_Task details:_ For each record that follows, give it back exactly, with no pictures included.

Data about app and page elements
"""

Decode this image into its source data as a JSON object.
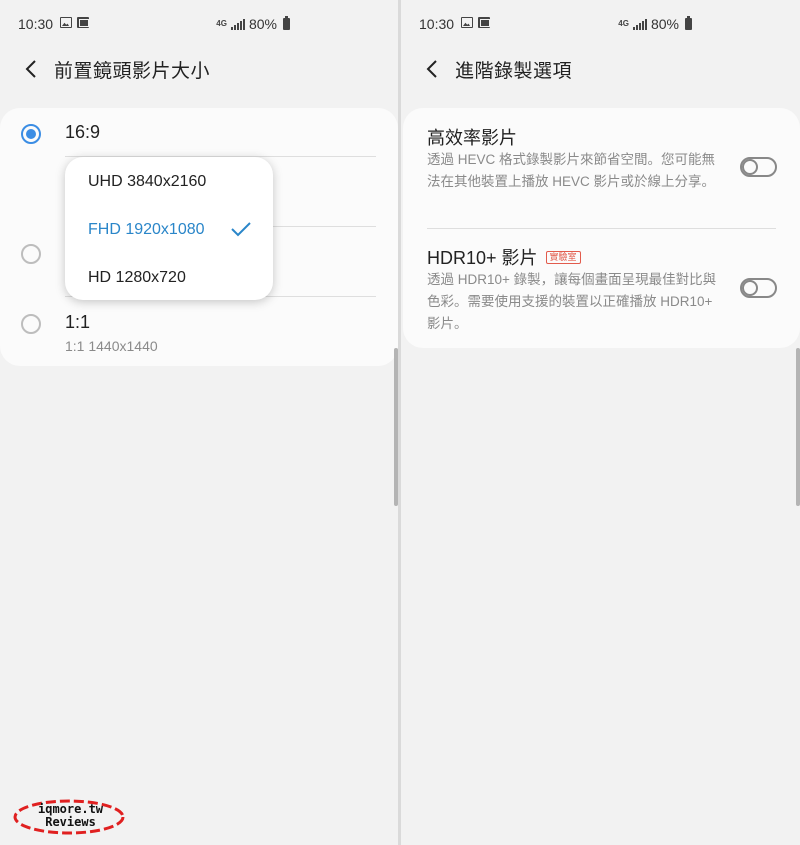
{
  "status_left": {
    "time": "10:30",
    "network": "4G",
    "battery": "80%"
  },
  "status_right": {
    "time": "10:30",
    "network": "4G",
    "battery": "80%"
  },
  "left_screen": {
    "title": "前置鏡頭影片大小",
    "options": [
      {
        "label": "16:9",
        "sublabel": "",
        "selected": true
      },
      {
        "label": "",
        "sublabel": "",
        "selected": false
      },
      {
        "label": "1:1",
        "sublabel": "1:1 1440x1440",
        "selected": false
      }
    ],
    "popup": {
      "items": [
        {
          "label": "UHD 3840x2160",
          "selected": false
        },
        {
          "label": "FHD 1920x1080",
          "selected": true
        },
        {
          "label": "HD 1280x720",
          "selected": false
        }
      ]
    }
  },
  "right_screen": {
    "title": "進階錄製選項",
    "settings": [
      {
        "title": "高效率影片",
        "badge": "",
        "description": "透過 HEVC 格式錄製影片來節省空間。您可能無法在其他裝置上播放 HEVC 影片或於線上分享。",
        "enabled": false
      },
      {
        "title": "HDR10+ 影片",
        "badge": "實驗室",
        "description": "透過 HDR10+ 錄製，讓每個畫面呈現最佳對比與色彩。需要使用支援的裝置以正確播放 HDR10+ 影片。",
        "enabled": false
      }
    ]
  },
  "watermark": {
    "line1": "iqmore.tw",
    "line2": "Reviews"
  },
  "colors": {
    "accent": "#3b8de4",
    "selected_text": "#2a86c9",
    "badge": "#e25b4c"
  }
}
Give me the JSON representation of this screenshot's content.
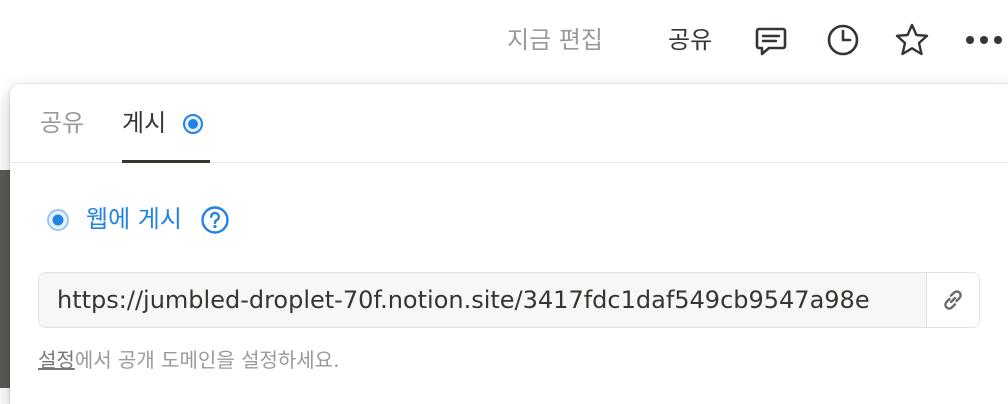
{
  "topbar": {
    "edited_label": "지금 편집",
    "share_label": "공유",
    "icons": [
      "comment-icon",
      "clock-icon",
      "star-icon",
      "more-icon"
    ]
  },
  "popover": {
    "tabs": [
      {
        "label": "공유",
        "active": false
      },
      {
        "label": "게시",
        "active": true
      }
    ],
    "publish": {
      "web_label": "웹에 게시",
      "url": "https://jumbled-droplet-70f.notion.site/3417fdc1daf549cb9547a98e",
      "hint_link": "설정",
      "hint_rest": "에서 공개 도메인을 설정하세요."
    }
  },
  "colors": {
    "accent": "#2383e2",
    "text": "#37352f",
    "muted": "#9b9a97"
  }
}
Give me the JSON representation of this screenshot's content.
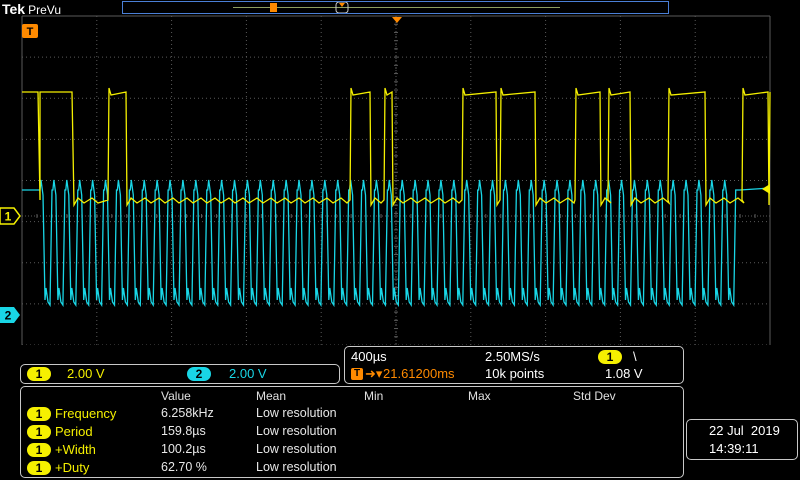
{
  "brand": {
    "name": "Tek",
    "mode": "PreVu"
  },
  "channels": [
    {
      "id": "1",
      "scale": "2.00 V",
      "color": "#f5f000"
    },
    {
      "id": "2",
      "scale": "2.00 V",
      "color": "#19d6e6"
    }
  ],
  "acquisition": {
    "timebase": "400µs",
    "sample_rate": "2.50MS/s",
    "trigger_source": "1",
    "trigger_slope": "\\",
    "trigger_position": "21.61200ms",
    "record_length": "10k points",
    "trigger_level": "1.08 V"
  },
  "measurements": {
    "headers": [
      "Value",
      "Mean",
      "Min",
      "Max",
      "Std Dev"
    ],
    "rows": [
      {
        "source": "1",
        "name": "Frequency",
        "value": "6.258kHz",
        "mean": "Low resolution"
      },
      {
        "source": "1",
        "name": "Period",
        "value": "159.8µs",
        "mean": "Low resolution"
      },
      {
        "source": "1",
        "name": "+Width",
        "value": "100.2µs",
        "mean": "Low resolution"
      },
      {
        "source": "1",
        "name": "+Duty",
        "value": "62.70 %",
        "mean": "Low resolution"
      }
    ]
  },
  "datetime": {
    "date": "22 Jul  2019",
    "time": "14:39:11"
  },
  "markers": {
    "trigger": "T",
    "ch1": "1",
    "ch2": "2"
  },
  "colors": {
    "ch1": "#f5f000",
    "ch2": "#19d6e6",
    "trigger": "#ff8a00",
    "grid": "#5a5a5a",
    "record_bar": "#4a7fd6"
  }
}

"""

_Completed exercise:_
Decode this image into its source data as a JSON object.
{
  "status_left": {
    "time": "10:30",
    "network": "4G",
    "battery": "80%"
  },
  "status_right": {
    "time": "10:30",
    "network": "4G",
    "battery": "80%"
  },
  "left_screen": {
    "title": "前置鏡頭影片大小",
    "options": [
      {
        "label": "16:9",
        "sublabel": "",
        "selected": true
      },
      {
        "label": "",
        "sublabel": "",
        "selected": false
      },
      {
        "label": "1:1",
        "sublabel": "1:1 1440x1440",
        "selected": false
      }
    ],
    "popup": {
      "items": [
        {
          "label": "UHD 3840x2160",
          "selected": false
        },
        {
          "label": "FHD 1920x1080",
          "selected": true
        },
        {
          "label": "HD 1280x720",
          "selected": false
        }
      ]
    }
  },
  "right_screen": {
    "title": "進階錄製選項",
    "settings": [
      {
        "title": "高效率影片",
        "badge": "",
        "description": "透過 HEVC 格式錄製影片來節省空間。您可能無法在其他裝置上播放 HEVC 影片或於線上分享。",
        "enabled": false
      },
      {
        "title": "HDR10+ 影片",
        "badge": "實驗室",
        "description": "透過 HDR10+ 錄製，讓每個畫面呈現最佳對比與色彩。需要使用支援的裝置以正確播放 HDR10+ 影片。",
        "enabled": false
      }
    ]
  },
  "watermark": {
    "line1": "iqmore.tw",
    "line2": "Reviews"
  },
  "colors": {
    "accent": "#3b8de4",
    "selected_text": "#2a86c9",
    "badge": "#e25b4c"
  }
}
Give me the JSON representation of this screenshot's content.
{
  "topbar": {
    "edited_label": "지금 편집",
    "share_label": "공유",
    "icons": [
      "comment-icon",
      "clock-icon",
      "star-icon",
      "more-icon"
    ]
  },
  "popover": {
    "tabs": [
      {
        "label": "공유",
        "active": false
      },
      {
        "label": "게시",
        "active": true
      }
    ],
    "publish": {
      "web_label": "웹에 게시",
      "url": "https://jumbled-droplet-70f.notion.site/3417fdc1daf549cb9547a98e",
      "hint_link": "설정",
      "hint_rest": "에서 공개 도메인을 설정하세요."
    }
  },
  "colors": {
    "accent": "#2383e2",
    "text": "#37352f",
    "muted": "#9b9a97"
  }
}
Give me the JSON representation of this screenshot's content.
{
  "brand": {
    "name": "Tek",
    "mode": "PreVu"
  },
  "channels": [
    {
      "id": "1",
      "scale": "2.00 V",
      "color": "#f5f000"
    },
    {
      "id": "2",
      "scale": "2.00 V",
      "color": "#19d6e6"
    }
  ],
  "acquisition": {
    "timebase": "400µs",
    "sample_rate": "2.50MS/s",
    "trigger_source": "1",
    "trigger_slope": "\\",
    "trigger_position": "21.61200ms",
    "record_length": "10k points",
    "trigger_level": "1.08 V"
  },
  "measurements": {
    "headers": [
      "Value",
      "Mean",
      "Min",
      "Max",
      "Std Dev"
    ],
    "rows": [
      {
        "source": "1",
        "name": "Frequency",
        "value": "6.258kHz",
        "mean": "Low resolution"
      },
      {
        "source": "1",
        "name": "Period",
        "value": "159.8µs",
        "mean": "Low resolution"
      },
      {
        "source": "1",
        "name": "+Width",
        "value": "100.2µs",
        "mean": "Low resolution"
      },
      {
        "source": "1",
        "name": "+Duty",
        "value": "62.70 %",
        "mean": "Low resolution"
      }
    ]
  },
  "datetime": {
    "date": "22 Jul  2019",
    "time": "14:39:11"
  },
  "markers": {
    "trigger": "T",
    "ch1": "1",
    "ch2": "2"
  },
  "colors": {
    "ch1": "#f5f000",
    "ch2": "#19d6e6",
    "trigger": "#ff8a00",
    "grid": "#5a5a5a",
    "record_bar": "#4a7fd6"
  }
}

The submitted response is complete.